After graduating from New Underwood High School, Dona married her high school sweetheart, Charles Boydston, and they lived on the family farm north of New Underwood with their four children: Judy (Dryden), Barbara (Matthiesen), Dale Boydston and Peggy Boydston.
Dona and Charles took their four children to Yellowstone National Park and California during the 13 years they were married, and traveled to Washington, D.C. and New York City as a couple. Dona served stints as a census taker and insurance representative, but higher education and a career were still her dreams.
Dona became a secretary in Rapid City when Charles and Dona were divorced in 1961. Her second son Randy was born in 1963 to her and new husband Everett Ross, and they moved frequently for his work as a civil engineer. Finally, when she lived in Greeley, CO, and was in her forties, Dona was able to attend college in earnest. She sailed through junior college, undergraduate school and her master’s degree in three years and nine months.
She worked in education as a speech and hearing specialist, special education director, and principal for the next three decades, primarily with the Pine Ridge Indian Reservation in South Dakota and the Tsimshian Native Tribe in Metlakatla, Alaska.
During her Alaska years, Dona became a grandmother to Nathan, Neal, Sky (Nicholas) and Noah Boydston; Derek and Ashley Thirstrup; Jacob Boydston; and Connor, Savannah and Ian Ross. After Dona retired in Rapid City, she became a great-grandmother to Serai and Talia Avraham.
During her retirement years she continued to advocate for her favorite causes, including Native American and women’s rights and animal welfare. She carried picket signs with her granddaughter Ashley. She was able to see the world, taking educational trips to western Europe and China with her daughters. She traveled to Ireland and Scotland to explore her family’s roots, and she and Peggy made frequent trips back and forth to Alaska, sometimes with Dona driving a motor home. Sister Sue and her husband Lavern treated Dona and Sandra to a cruise through the Panama Canal, and son Dale and Karen hosted her in Arizona. Somehow, she always kept track of the whereabouts and well-being of all members of her sizable family.

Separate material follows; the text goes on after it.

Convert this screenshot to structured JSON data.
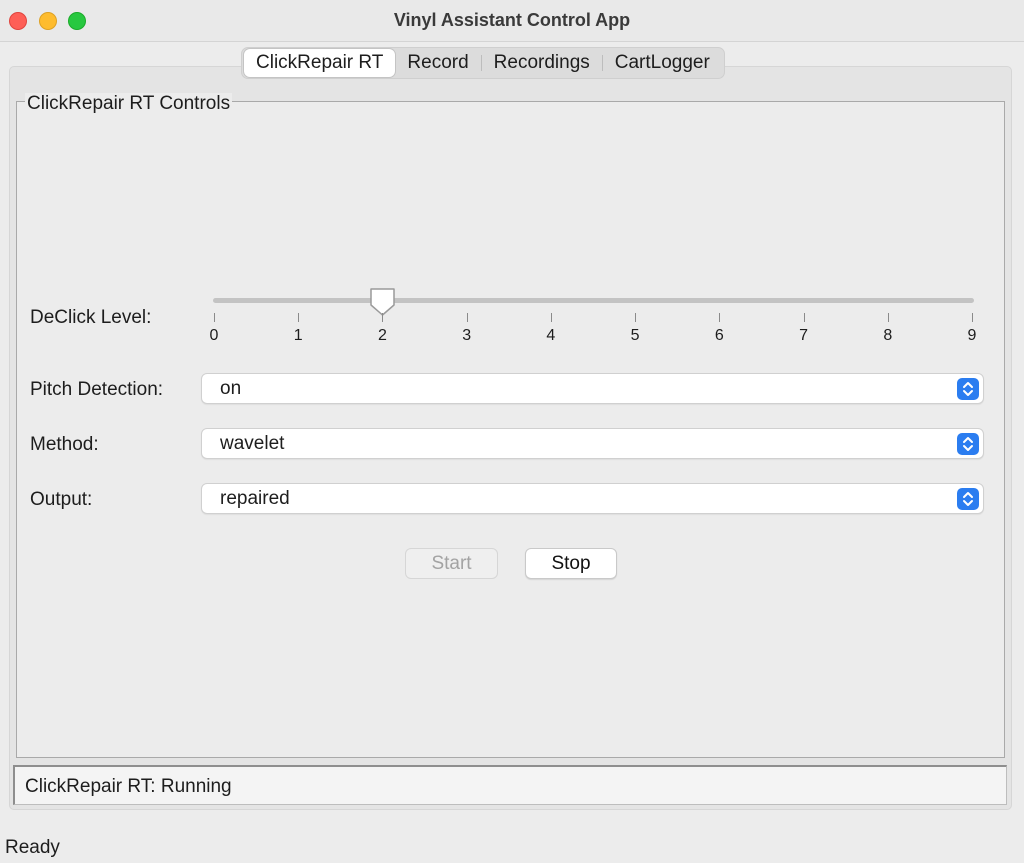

Dona’s legacy will live on in the people she has helped throughout her life. In spite of a number of challenges along the way, she fulfilled many of her dreams while remaining young at heart.
A Celebration of her Life will be at 1 p.m. on Friday, Nov. 30, at Kirk Funeral Home.